What is being asked: Scan the material below and report how many lines include the string "Policy"; nothing else belongs in the reply.

Source data:
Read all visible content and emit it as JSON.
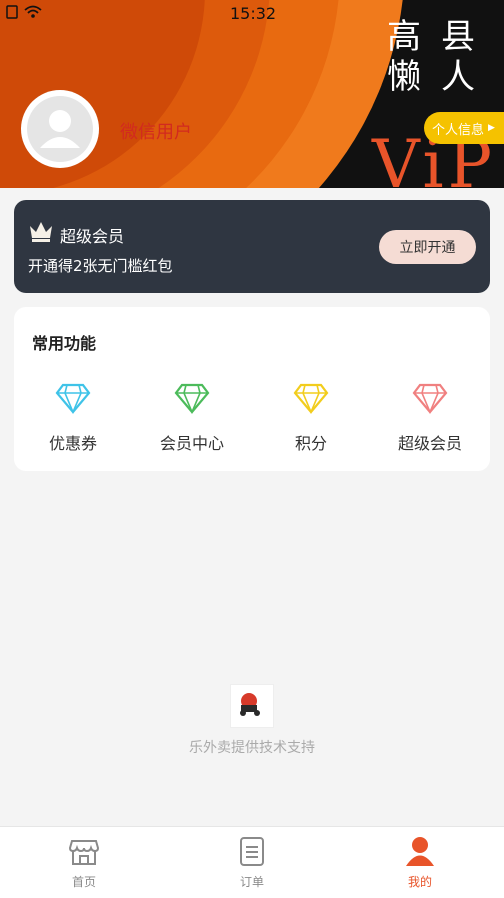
{
  "status_bar": {
    "time": "15:32"
  },
  "header": {
    "username": "微信用户",
    "brand_chars": [
      "高",
      "县",
      "懒",
      "人"
    ],
    "vip_text": "ViP",
    "profile_button": "个人信息"
  },
  "vip_card": {
    "title": "超级会员",
    "description": "开通得2张无门槛红包",
    "button": "立即开通"
  },
  "functions": {
    "title": "常用功能",
    "items": [
      {
        "label": "优惠券",
        "icon": "diamond-icon",
        "color": "#3fc3e8"
      },
      {
        "label": "会员中心",
        "icon": "diamond-icon",
        "color": "#4cbb5b"
      },
      {
        "label": "积分",
        "icon": "diamond-icon",
        "color": "#f2cd1d"
      },
      {
        "label": "超级会员",
        "icon": "diamond-icon",
        "color": "#f08080"
      }
    ]
  },
  "footer": {
    "powered_by": "乐外卖提供技术支持",
    "logo_text": "高县懒人"
  },
  "tabbar": {
    "tabs": [
      {
        "label": "首页",
        "icon": "store-icon"
      },
      {
        "label": "订单",
        "icon": "order-list-icon"
      },
      {
        "label": "我的",
        "icon": "user-icon",
        "active": true
      }
    ]
  },
  "colors": {
    "accent": "#e8542a",
    "vip_card_bg": "#2f3641",
    "profile_btn": "#f5c200"
  }
}
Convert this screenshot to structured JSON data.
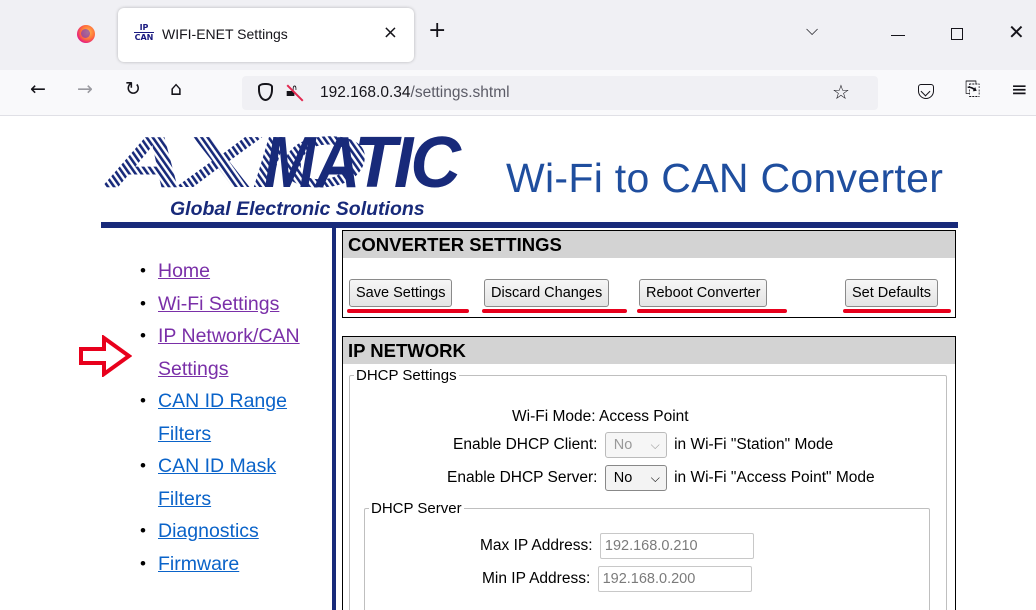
{
  "browser": {
    "tab_title": "WIFI-ENET Settings",
    "tab_favicon_top": "IP",
    "tab_favicon_bottom": "CAN",
    "tab_close": "×",
    "new_tab": "+",
    "url_host": "192.168.0.34",
    "url_path": "/settings.shtml"
  },
  "header": {
    "logo_text": "AXIOMATIC",
    "logo_tagline": "Global Electronic Solutions",
    "title": "Wi-Fi to CAN Converter"
  },
  "sidebar": {
    "items": [
      {
        "label": "Home"
      },
      {
        "label": "Wi-Fi Settings"
      },
      {
        "label": "IP Network/CAN Settings"
      },
      {
        "label": "CAN ID Range Filters"
      },
      {
        "label": "CAN ID Mask Filters"
      },
      {
        "label": "Diagnostics"
      },
      {
        "label": "Firmware"
      }
    ]
  },
  "converter_settings": {
    "title": "CONVERTER SETTINGS",
    "buttons": {
      "save": "Save Settings",
      "discard": "Discard Changes",
      "reboot": "Reboot Converter",
      "defaults": "Set Defaults"
    }
  },
  "ip_network": {
    "title": "IP NETWORK",
    "dhcp_settings": {
      "legend": "DHCP Settings",
      "wifi_mode_label": "Wi-Fi Mode:",
      "wifi_mode_value": "Access Point",
      "client_label": "Enable DHCP Client:",
      "client_value": "No",
      "client_suffix": "in Wi-Fi \"Station\" Mode",
      "server_label": "Enable DHCP Server:",
      "server_value": "No",
      "server_suffix": "in Wi-Fi \"Access Point\" Mode"
    },
    "dhcp_server": {
      "legend": "DHCP Server",
      "max_label": "Max IP Address:",
      "max_value": "192.168.0.210",
      "min_label": "Min IP Address:",
      "min_value": "192.168.0.200"
    }
  },
  "colors": {
    "accent_blue": "#1f4e9e",
    "rule_navy": "#182a7a",
    "highlight_red": "#e8001c",
    "link": "#0a63c9",
    "visited_link": "#7a2fa8"
  }
}
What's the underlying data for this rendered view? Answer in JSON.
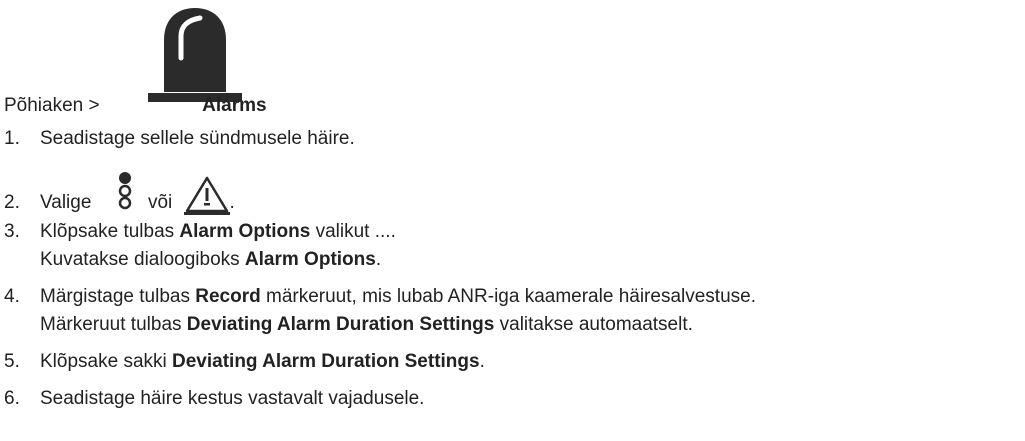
{
  "breadcrumb": {
    "prefix": "Põhiaken >",
    "target": "Alarms",
    "icon": "alarm-beacon-icon"
  },
  "steps": [
    {
      "number": "1.",
      "parts": [
        "Seadistage sellele sündmusele häire."
      ]
    },
    {
      "number": "2.",
      "parts": [
        "Valige",
        "või",
        "."
      ],
      "icons": [
        "stacked-circles-icon",
        "warning-triangle-icon"
      ]
    },
    {
      "number": "3.",
      "parts": [
        "Klõpsake tulbas ",
        "Alarm Options",
        " valikut ...."
      ]
    },
    {
      "cont": [
        "Kuvatakse dialoogiboks ",
        "Alarm Options",
        "."
      ]
    },
    {
      "number": "4.",
      "parts": [
        "Märgistage tulbas ",
        "Record",
        " märkeruut, mis lubab ANR-iga kaamerale häiresalvestuse."
      ]
    },
    {
      "cont": [
        "Märkeruut tulbas ",
        "Deviating Alarm Duration Settings",
        " valitakse automaatselt."
      ]
    },
    {
      "number": "5.",
      "parts": [
        "Klõpsake sakki ",
        "Deviating Alarm Duration Settings",
        "."
      ]
    },
    {
      "number": "6.",
      "parts": [
        "Seadistage häire kestus vastavalt vajadusele."
      ]
    }
  ]
}
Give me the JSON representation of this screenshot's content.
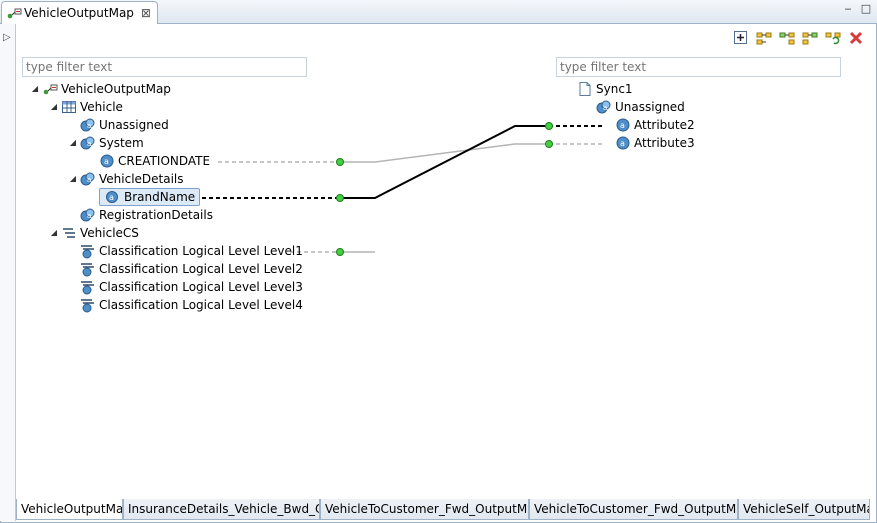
{
  "editor_tab": {
    "title": "VehicleOutputMap",
    "close": "⊠"
  },
  "window_buttons": {
    "minimize": "‒",
    "maximize": "□"
  },
  "left_strip": {
    "expand": "▷"
  },
  "toolbar_icons": [
    "add-mapping-icon",
    "layout-icon-1",
    "layout-icon-2",
    "layout-icon-3",
    "refresh-icon",
    "delete-icon"
  ],
  "filters": {
    "left_placeholder": "type filter text",
    "right_placeholder": "type filter text"
  },
  "left_tree": [
    {
      "id": "n0",
      "label": "VehicleOutputMap",
      "twisty": "◢",
      "icon": "map"
    },
    {
      "id": "n1",
      "label": "Vehicle",
      "twisty": "◢",
      "icon": "table"
    },
    {
      "id": "n2",
      "label": "Unassigned",
      "twisty": "",
      "icon": "attr-group"
    },
    {
      "id": "n3",
      "label": "System",
      "twisty": "◢",
      "icon": "attr-group"
    },
    {
      "id": "n4",
      "label": "CREATIONDATE",
      "twisty": "",
      "icon": "attr"
    },
    {
      "id": "n5",
      "label": "VehicleDetails",
      "twisty": "◢",
      "icon": "attr-group"
    },
    {
      "id": "n6",
      "label": "BrandName",
      "twisty": "",
      "icon": "attr",
      "selected": true
    },
    {
      "id": "n7",
      "label": "RegistrationDetails",
      "twisty": "",
      "icon": "attr-group"
    },
    {
      "id": "n8",
      "label": "VehicleCS",
      "twisty": "◢",
      "icon": "cs"
    },
    {
      "id": "n9",
      "label": "Classification Logical Level Level1",
      "twisty": "",
      "icon": "level"
    },
    {
      "id": "n10",
      "label": "Classification Logical Level Level2",
      "twisty": "",
      "icon": "level"
    },
    {
      "id": "n11",
      "label": "Classification Logical Level Level3",
      "twisty": "",
      "icon": "level"
    },
    {
      "id": "n12",
      "label": "Classification Logical Level Level4",
      "twisty": "",
      "icon": "level"
    }
  ],
  "right_tree": [
    {
      "id": "r0",
      "label": "Sync1",
      "icon": "file"
    },
    {
      "id": "r1",
      "label": "Unassigned",
      "icon": "attr-group"
    },
    {
      "id": "r2",
      "label": "Attribute2",
      "icon": "attr"
    },
    {
      "id": "r3",
      "label": "Attribute3",
      "icon": "attr"
    }
  ],
  "bottom_tabs": [
    {
      "label": "VehicleOutputMap",
      "active": true
    },
    {
      "label": "InsuranceDetails_Vehicle_Bwd_Ou..."
    },
    {
      "label": "VehicleToCustomer_Fwd_OutputMa..."
    },
    {
      "label": "VehicleToCustomer_Fwd_OutputMa..."
    },
    {
      "label": "VehicleSelf_OutputMap"
    }
  ],
  "colors": {
    "tab_border": "#9fb3c8",
    "connector_green": "#3fd13f",
    "mapping_active": "#000000",
    "mapping_inactive": "#b4b4b4"
  }
}
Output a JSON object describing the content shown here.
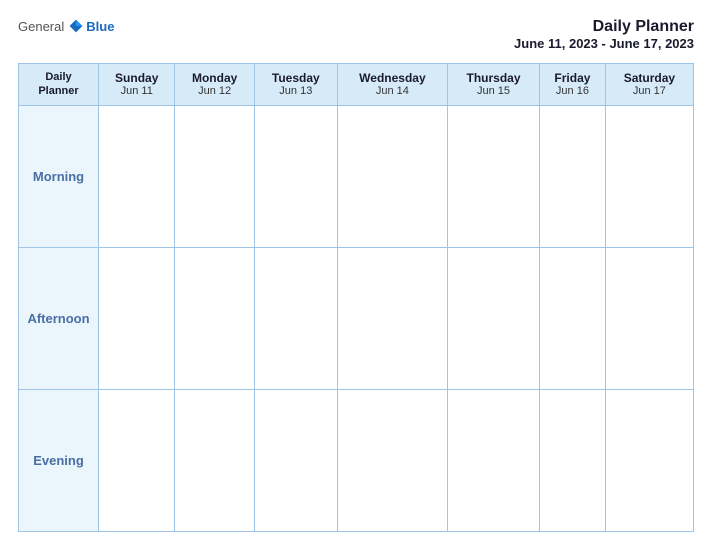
{
  "header": {
    "logo": {
      "general": "General",
      "blue": "Blue",
      "icon_color": "#1a6bbf"
    },
    "title": "Daily Planner",
    "date_range": "June 11, 2023 - June 17, 2023"
  },
  "columns": [
    {
      "label": "Daily\nPlanner",
      "day": "",
      "date": "",
      "is_label": true
    },
    {
      "label": "Sunday",
      "day": "Sunday",
      "date": "Jun 11"
    },
    {
      "label": "Monday",
      "day": "Monday",
      "date": "Jun 12"
    },
    {
      "label": "Tuesday",
      "day": "Tuesday",
      "date": "Jun 13"
    },
    {
      "label": "Wednesday",
      "day": "Wednesday",
      "date": "Jun 14"
    },
    {
      "label": "Thursday",
      "day": "Thursday",
      "date": "Jun 15"
    },
    {
      "label": "Friday",
      "day": "Friday",
      "date": "Jun 16"
    },
    {
      "label": "Saturday",
      "day": "Saturday",
      "date": "Jun 17"
    }
  ],
  "rows": [
    {
      "label": "Morning"
    },
    {
      "label": "Afternoon"
    },
    {
      "label": "Evening"
    }
  ]
}
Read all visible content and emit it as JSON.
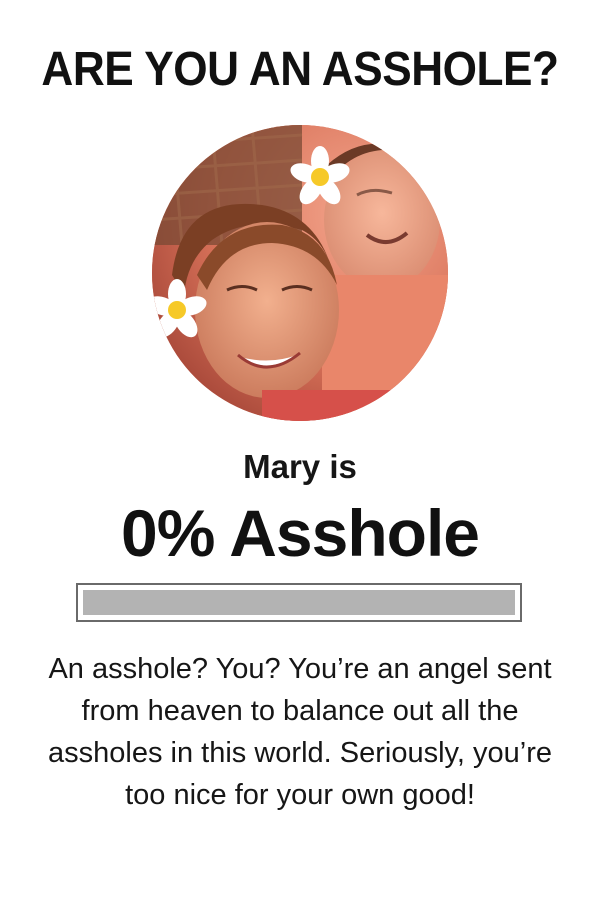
{
  "quiz": {
    "title": "ARE YOU AN ASSHOLE?"
  },
  "result": {
    "name_line": "Mary is",
    "score_line": "0% Asshole",
    "score_fraction": 0.0,
    "description": "An asshole? You? You’re an angel sent from heaven to balance out all the assholes in this world. Seriously, you’re too nice for your own good!"
  },
  "avatar": {
    "icon": "profile-photo",
    "accent_color": "#e07a5f",
    "flower_color": "#ffffff"
  },
  "colors": {
    "meter_track": "#b3b3b3",
    "meter_border": "#6a6a6a",
    "text": "#111111"
  }
}
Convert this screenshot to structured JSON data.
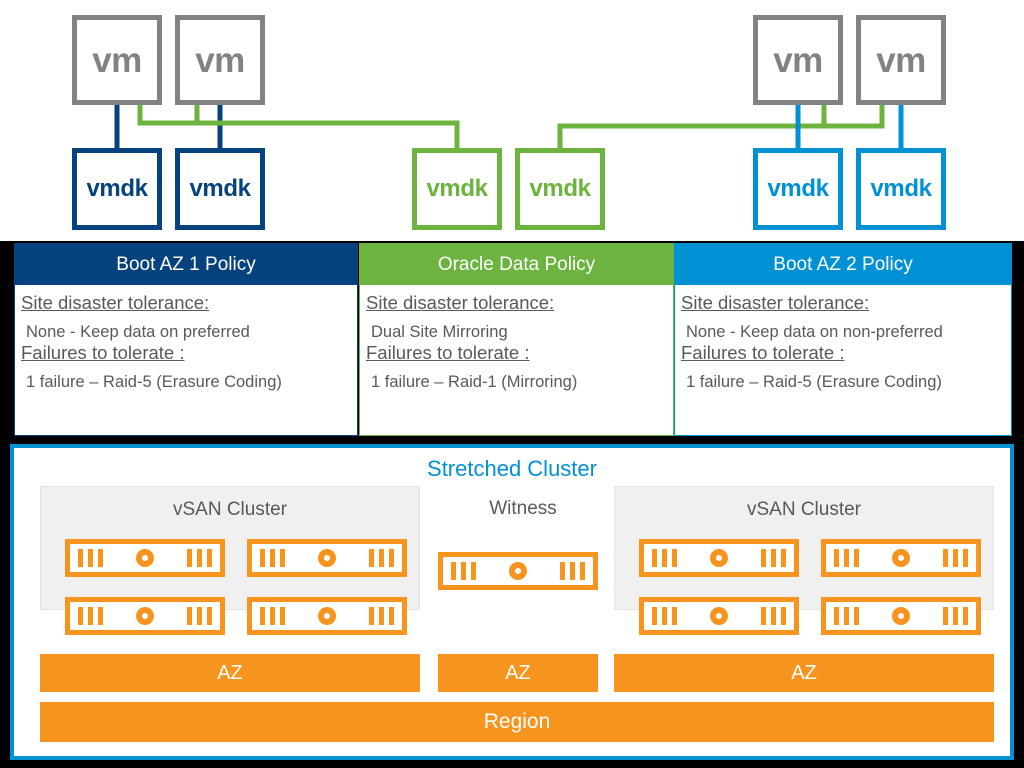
{
  "colors": {
    "dark_blue": "#06437e",
    "green": "#6cb33f",
    "light_blue": "#0091d5",
    "orange": "#f7941e",
    "gray": "#808285",
    "text_gray": "#58595b"
  },
  "vms": [
    {
      "label": "vm"
    },
    {
      "label": "vm"
    },
    {
      "label": "vm"
    },
    {
      "label": "vm"
    }
  ],
  "vmdks": [
    {
      "label": "vmdk",
      "color": "dark_blue"
    },
    {
      "label": "vmdk",
      "color": "dark_blue"
    },
    {
      "label": "vmdk",
      "color": "green"
    },
    {
      "label": "vmdk",
      "color": "green"
    },
    {
      "label": "vmdk",
      "color": "light_blue"
    },
    {
      "label": "vmdk",
      "color": "light_blue"
    }
  ],
  "policies": [
    {
      "title": "Boot AZ 1 Policy",
      "sdt_label": "Site disaster tolerance:",
      "sdt_value": "None - Keep data on preferred",
      "ftt_label": "Failures to tolerate :",
      "ftt_value": "1 failure – Raid-5 (Erasure Coding)",
      "accent": "#06437e"
    },
    {
      "title": "Oracle Data Policy",
      "sdt_label": "Site disaster tolerance:",
      "sdt_value": "Dual Site Mirroring",
      "ftt_label": "Failures to tolerate :",
      "ftt_value": "1 failure – Raid-1 (Mirroring)",
      "accent": "#6cb33f"
    },
    {
      "title": "Boot AZ 2 Policy",
      "sdt_label": "Site disaster tolerance:",
      "sdt_value": "None - Keep data on non-preferred",
      "ftt_label": "Failures to tolerate :",
      "ftt_value": "1 failure – Raid-5 (Erasure Coding)",
      "accent": "#0091d5"
    }
  ],
  "stretched_cluster": {
    "title": "Stretched Cluster",
    "cluster_left_label": "vSAN Cluster",
    "witness_label": "Witness",
    "cluster_right_label": "vSAN Cluster",
    "az_left_label": "AZ",
    "az_mid_label": "AZ",
    "az_right_label": "AZ",
    "region_label": "Region",
    "server_icon_name": "server-icon",
    "left_cluster_servers": 4,
    "witness_servers": 1,
    "right_cluster_servers": 4
  }
}
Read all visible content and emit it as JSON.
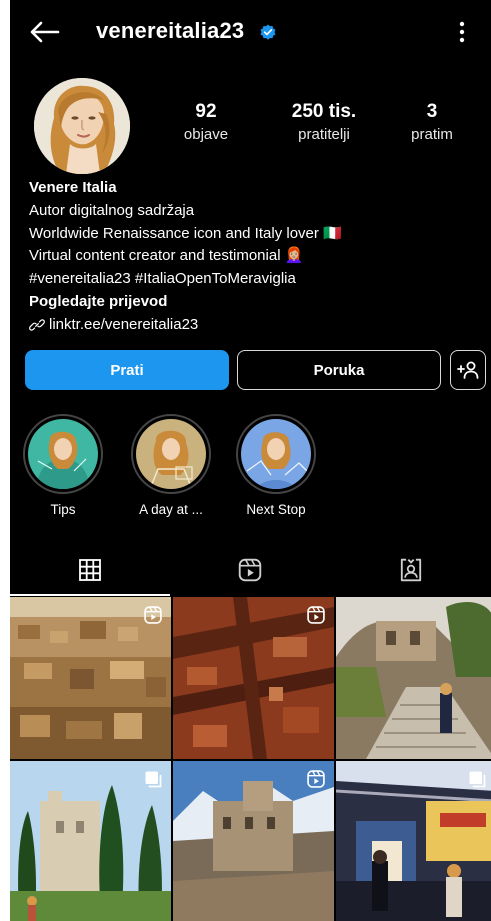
{
  "header": {
    "username": "venereitalia23",
    "back_icon": "arrow-left-icon",
    "verified_icon": "verified-badge-icon",
    "menu_icon": "more-vertical-icon"
  },
  "stats": {
    "posts": {
      "value": "92",
      "label": "objave"
    },
    "followers": {
      "value": "250 tis.",
      "label": "pratitelji"
    },
    "following": {
      "value": "3",
      "label": "pratim"
    }
  },
  "bio": {
    "name": "Venere Italia",
    "category": "Autor digitalnog sadržaja",
    "line1": "Worldwide Renaissance icon and Italy lover 🇮🇹",
    "line2": "Virtual content creator and testimonial 👩🏼‍🦰",
    "hashtags": "#venereitalia23 #ItaliaOpenToMeraviglia",
    "translate": "Pogledajte prijevod",
    "link": "linktr.ee/venereitalia23",
    "link_icon": "link-icon"
  },
  "actions": {
    "follow": "Prati",
    "message": "Poruka",
    "add_user_icon": "add-user-icon"
  },
  "highlights": [
    {
      "label": "Tips"
    },
    {
      "label": "A day at ..."
    },
    {
      "label": "Next Stop"
    }
  ],
  "tabs": [
    {
      "icon": "grid-icon",
      "active": true
    },
    {
      "icon": "reels-icon",
      "active": false
    },
    {
      "icon": "tagged-icon",
      "active": false
    }
  ],
  "colors": {
    "background": "#000000",
    "accent": "#1d96f0",
    "verified": "#1d96f0"
  }
}
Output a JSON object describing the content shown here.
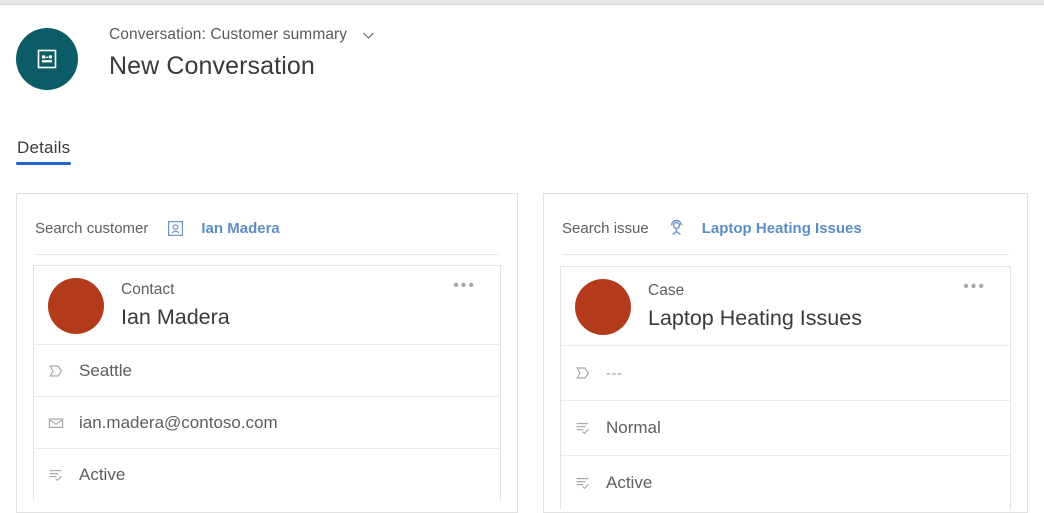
{
  "header": {
    "avatar_icon": "conversation-badge-icon",
    "avatar_color": "#0c5c67",
    "breadcrumb": "Conversation: Customer summary",
    "breadcrumb_chevron_icon": "chevron-down-icon",
    "title": "New Conversation"
  },
  "tabs": [
    {
      "label": "Details",
      "active": true
    }
  ],
  "accent_color": "#2266cc",
  "link_color": "#5c8ec4",
  "avatar_color": "#b33a1b",
  "cards": [
    {
      "side": "left",
      "search": {
        "label": "Search customer",
        "icon": "contact-card-icon",
        "value": "Ian Madera"
      },
      "entity": {
        "avatar_icon": "contact-avatar",
        "type": "Contact",
        "name": "Ian Madera",
        "overflow_label": "•••",
        "attributes": [
          {
            "icon": "location-tag-icon",
            "value": "Seattle",
            "muted": false
          },
          {
            "icon": "email-envelope-icon",
            "value": "ian.madera@contoso.com",
            "muted": false
          },
          {
            "icon": "status-list-check-icon",
            "value": "Active",
            "muted": false
          }
        ]
      }
    },
    {
      "side": "right",
      "search": {
        "label": "Search issue",
        "icon": "person-agent-icon",
        "value": "Laptop Heating Issues"
      },
      "entity": {
        "avatar_icon": "case-avatar",
        "type": "Case",
        "name": "Laptop Heating Issues",
        "overflow_label": "•••",
        "attributes": [
          {
            "icon": "location-tag-icon",
            "value": "---",
            "muted": true
          },
          {
            "icon": "status-list-check-icon",
            "value": "Normal",
            "muted": false
          },
          {
            "icon": "status-list-check-icon",
            "value": "Active",
            "muted": false
          }
        ]
      }
    }
  ]
}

Your solution: 3